The polar bear is the largest land predator on the planet. Its sheer size, power, grace, cuteness (when young) and its endangered status has made it an emblem of the environmental movement and a source of pride to countries that are home to them. However Jon Mooallem, writer for the NYT Magazine, has discovered that Canada has conducted a disturbing bureaucratic cost assessment that puts a dollar value on the lives of polar bears. The figure appears in a lengthy report from June 2011 coldly called “Evidence of the Socio-Economic Importance of Polar Bears for Canada” that essentially asks the question: “How much is it going to cost for us to save them and is it worth it?”

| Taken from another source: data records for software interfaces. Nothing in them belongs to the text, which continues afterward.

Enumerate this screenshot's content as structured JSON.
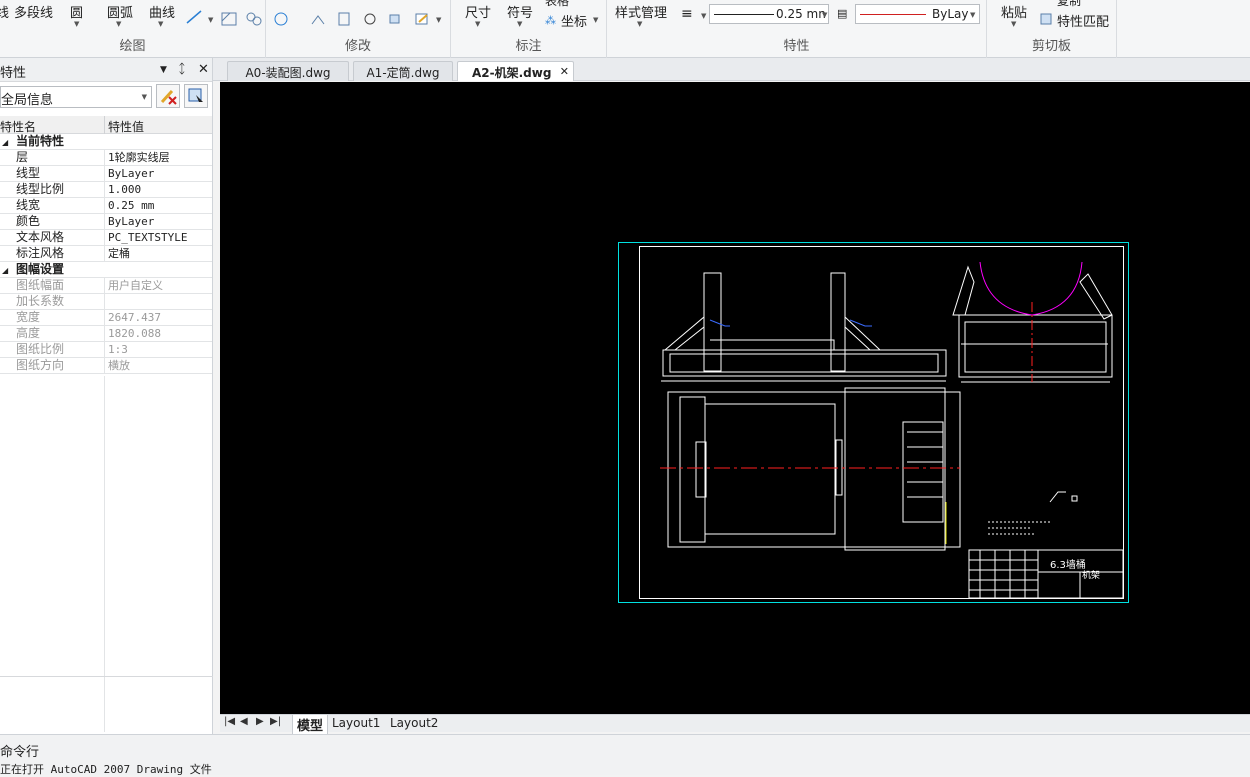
{
  "ribbon": {
    "draw": {
      "label": "绘图",
      "btn_line": "线",
      "btn_polyline": "多段线",
      "btn_circle": "圆",
      "btn_arc": "圆弧",
      "btn_curve": "曲线"
    },
    "modify": {
      "label": "修改"
    },
    "annotate": {
      "label": "标注",
      "btn_dimension": "尺寸",
      "btn_symbol": "符号",
      "btn_table": "表格",
      "btn_coord": "坐标"
    },
    "properties": {
      "label": "特性",
      "btn_style_mgr": "样式管理",
      "lineweight": "0.25 mn",
      "linetype": "ByLay"
    },
    "clipboard": {
      "label": "剪切板",
      "btn_paste": "粘贴",
      "btn_copy": "复制",
      "btn_match": "特性匹配"
    }
  },
  "props_panel": {
    "title": "特性",
    "selector": "全局信息",
    "col_name": "特性名",
    "col_value": "特性值",
    "cat_current": "当前特性",
    "rows_current": [
      {
        "k": "层",
        "v": "1轮廓实线层"
      },
      {
        "k": "线型",
        "v": "ByLayer"
      },
      {
        "k": "线型比例",
        "v": "1.000"
      },
      {
        "k": "线宽",
        "v": "0.25 mm"
      },
      {
        "k": "颜色",
        "v": "ByLayer"
      },
      {
        "k": "文本风格",
        "v": "PC_TEXTSTYLE"
      },
      {
        "k": "标注风格",
        "v": "定桶"
      }
    ],
    "cat_sheet": "图幅设置",
    "rows_sheet": [
      {
        "k": "图纸幅面",
        "v": "用户自定义"
      },
      {
        "k": "加长系数",
        "v": ""
      },
      {
        "k": "宽度",
        "v": "2647.437"
      },
      {
        "k": "高度",
        "v": "1820.088"
      },
      {
        "k": "图纸比例",
        "v": "1:3"
      },
      {
        "k": "图纸方向",
        "v": "横放"
      }
    ]
  },
  "doc_tabs": [
    "A0-装配图.dwg",
    "A1-定筒.dwg",
    "A2-机架.dwg"
  ],
  "layout_tabs": [
    "模型",
    "Layout1",
    "Layout2"
  ],
  "drawing": {
    "title_text": "6.3墙桶",
    "title_sub": "机架",
    "colors": {
      "border": "#00ffff",
      "line": "#ffffff",
      "center": "#ff2020",
      "arc": "#ff00ff",
      "dim": "#3a6bff"
    }
  },
  "command": {
    "title": "命令行",
    "message": "正在打开 AutoCAD 2007 Drawing 文件"
  }
}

The report states that Canada is home to approximately 15,000 polar bears (representing two-thirds of the global total), with the population extending to four provinces and three territories within the Arctic marine environment. The report adds that the species is of cultural, spiritual and economic significance to Canadians, and particularly to Canada’s Northern Aboriginal peoples. As a symbol of the pristine Arctic environment, polar bears are seen throughout the world as a barometer of important environmental issues, especially climate change and pollution.
Just when you think the report is on the bear’s side, it states “as a background analysis in support of the regulatory and future decision-making processes, this document explores evidence of economic values relevant to polar bears as well as economic activities affecting the polar bear and its habitat.”
The first part of the report covers socio-economic factors such as tourism, aboriginal hunting and “use of the polar bear as a symbol.” The second part focuses on the analysis of economic activities which could have an impact on the polar bear and its habitat, such as mining and oil and gas exploration.
We’ll leave you to read the full report, but in short the value for preserving the species was by far the most significant in monetary terms. It amounted to $6,320 million/year for all of Canada. The value of viewing polar bears in the wild came in second at $7.2million/year, sport hunting was third at $1.3million/year and subsistence hunting was fourth at $0.6million/year.
Make of that what you will.